# Probabilistic Foundations of Artificial Intelligence

## Overview

How can we build systems that perform well in uncertain environments and unforeseen situations? How can we develop systems that exhibit ''intelligent'' behavior, without prescribing explicit rules? How can we build systems that learn from experience in order to improve their performance? We will study core modeling techniques and algorithms from statistics, optimization, planning, and control and study applications in areas such as sensor networks, robotics, and the Internet. The course is designed for upper-level undergraduate and graduate students.## Topics covered

- Search (BFS, DFS, A*), constraint satisfaction and optimization
- Tutorial in logic (propositional, first-order)
- Probability
- Bayesian Networks (models, exact and approximate inference, learning)
- Temporal models (Hidden Markov Models, Dynamic Bayesian Networks)
- Probabilistic planning (MDPs, POMDPs)
- Reinforcement learning
- Combining logic and probability

## News

- Homework solutions have been posted.
- Consider taking Prof.
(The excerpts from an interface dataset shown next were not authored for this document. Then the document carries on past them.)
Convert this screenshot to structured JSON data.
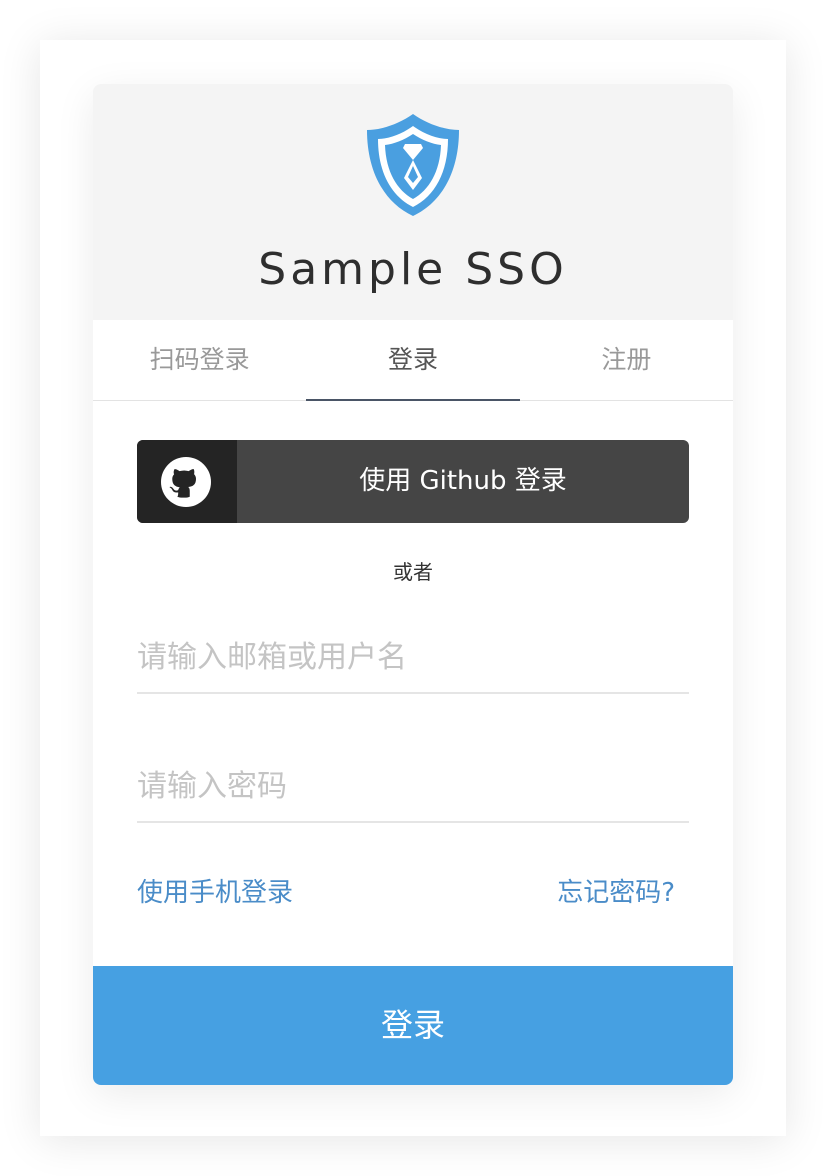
{
  "app": {
    "title": "Sample SSO",
    "brand_color": "#4a9fe0",
    "logo_icon": "shield-tie-icon"
  },
  "tabs": [
    {
      "label": "扫码登录",
      "active": false
    },
    {
      "label": "登录",
      "active": true
    },
    {
      "label": "注册",
      "active": false
    }
  ],
  "github_login": {
    "label": "使用 Github 登录",
    "icon": "github-icon"
  },
  "divider": {
    "text": "或者"
  },
  "form": {
    "username_placeholder": "请输入邮箱或用户名",
    "password_placeholder": "请输入密码",
    "phone_login_link": "使用手机登录",
    "forgot_password_link": "忘记密码?",
    "submit_label": "登录"
  }
}
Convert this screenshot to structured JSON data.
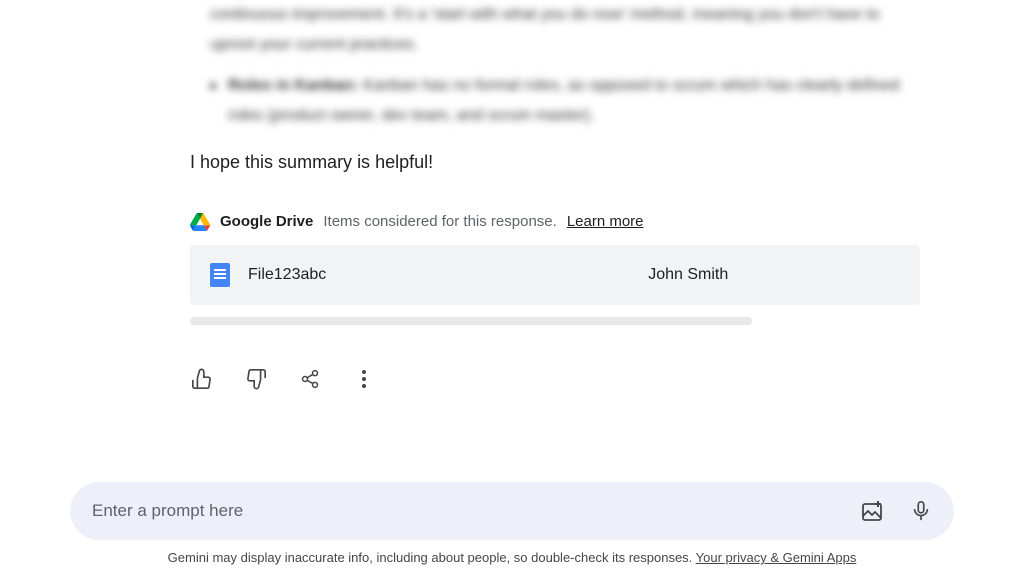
{
  "response": {
    "blurred": {
      "para1": "continuous improvement. It's a 'start with what you do now' method, meaning you don't have to uproot your current practices.",
      "bullet_title": "Roles in Kanban:",
      "bullet_body": "Kanban has no formal roles, as opposed to scrum which has clearly defined roles (product owner, dev team, and scrum master)."
    },
    "closing": "I hope this summary is helpful!"
  },
  "drive": {
    "label": "Google Drive",
    "subtext": "Items considered for this response.",
    "learn_more": "Learn more",
    "files": [
      {
        "name": "File123abc",
        "owner": "John Smith"
      }
    ]
  },
  "prompt": {
    "placeholder": "Enter a prompt here"
  },
  "disclaimer": {
    "text": "Gemini may display inaccurate info, including about people, so double-check its responses. ",
    "link": "Your privacy & Gemini Apps"
  }
}
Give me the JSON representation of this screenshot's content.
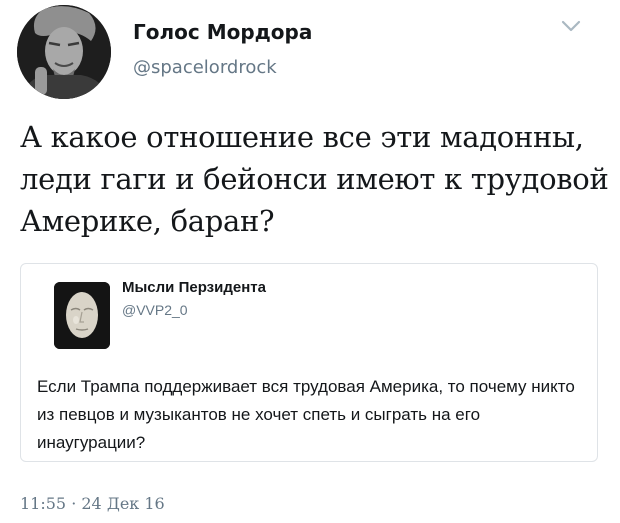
{
  "tweet": {
    "display_name": "Голос Мордора",
    "handle": "@spacelordrock",
    "text": "А какое отношение все эти мадонны, леди гаги и бейонси имеют к трудовой Америке, баран?",
    "timestamp": "11:55 · 24 Дек 16",
    "menu_icon": "chevron-down-icon"
  },
  "quoted": {
    "display_name": "Мысли Перзидента",
    "handle": "@VVP2_0",
    "text": "Если Трампа поддерживает вся трудовая Америка, то почему никто из певцов и музыкантов не хочет спеть и сыграть на его инаугурации?"
  },
  "colors": {
    "text": "#14171a",
    "secondary": "#657786",
    "border": "#dfe3e7"
  }
}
Marcus Hutter's course on Foundations of Artificial Intelligence (VVZ entry).
- Additional lecture in CAB G51 at 8:15 on 6.12.2011
- No classes on 16.12. and 23.12.

## Details

**VVZ Information:**See here.**Lecture:**Friday 10-12 in CAB G 56**Recitations:**Friday 13-14 in CAB G 56**Teaching assistants:**Hastagiri Vanchinathan [hastagiri (at) inf (dot) ethz (dot) ch] and Yuxin Chen [yuxin (dot) chen (at) inf (dot) ethz (dot) ch]**Textbook:**S. Russell, P. Norvig. Artificial Intelligence: A Modern Approach (3rd Edition).

## Homeworks

- Homework 1 [pdf] Solutions 1 [pdf]
- Homework 2 [pdf] Solutions 2 [pdf]
- Homework 3 [pdf] Solutions 3 [pdf]
- Homework 4 [pdf] Solutions 4 [pdf]
- Homework 5 [pdf] Solutions 5 [pdf]
- Homework 6 [pdf]. Data files: trainingData.txt and testingData.txt. Solutions 6 [pdf]

## Solutions

- TBA

## Lecture Notes

- Sept 23: Introduction, Uninformed search (Chapters 1 and 2)
- Sept 30: Uninformed and informed search (Chapters 3.1-3.6)
- Oct 7: A primer in Logic (Chapters 7.1-8.3)
- Oct 14: First order logic; Intro to probability (Chapters 9.1-9.2, 9.5, 13.1-5)
- Oct 21: Bayesian Networks (Chapters 14.1-14.2); JavaBayes applet
- Oct 28: Inference in Bayesian Networks (Chapters 14.4)
- Nov 4: Approximate Inference; Information Gathering (Chapter 14.5; Bishop Chapter 8.4)
- Nov 11: Temporal models: HMMs, Kalman Filters, DBNs (Chapter 15.1-15.5)
- Nov 18: Probabilistic Planning: MDPs (Chapter 17.1-17.3). Value iteration demo (at UBC)
- Nov 25: POMDPs. Supervised Learning: Regression and Classification (Chapter 18.1-2, 18.6; Bishop Chapter 1.1, 3.1.). Linear regression demo (at UIUC). Logistic regression demo (at Technion).
- Dec 2: Learning Bayesian Networks (Chapter 20.1-2).
- Dec 6: Reinforcement learning (Chapter 21.1-3). Q-learning demo (at Northwestern).
- Dec 9: Logic and probability (Chapter 14.6). Alchemy (University of Washington).

## Relevant Readings

- Christopher M. Bishop. Pattern Recognition and Machine Learning. Springer, 2007 (optional)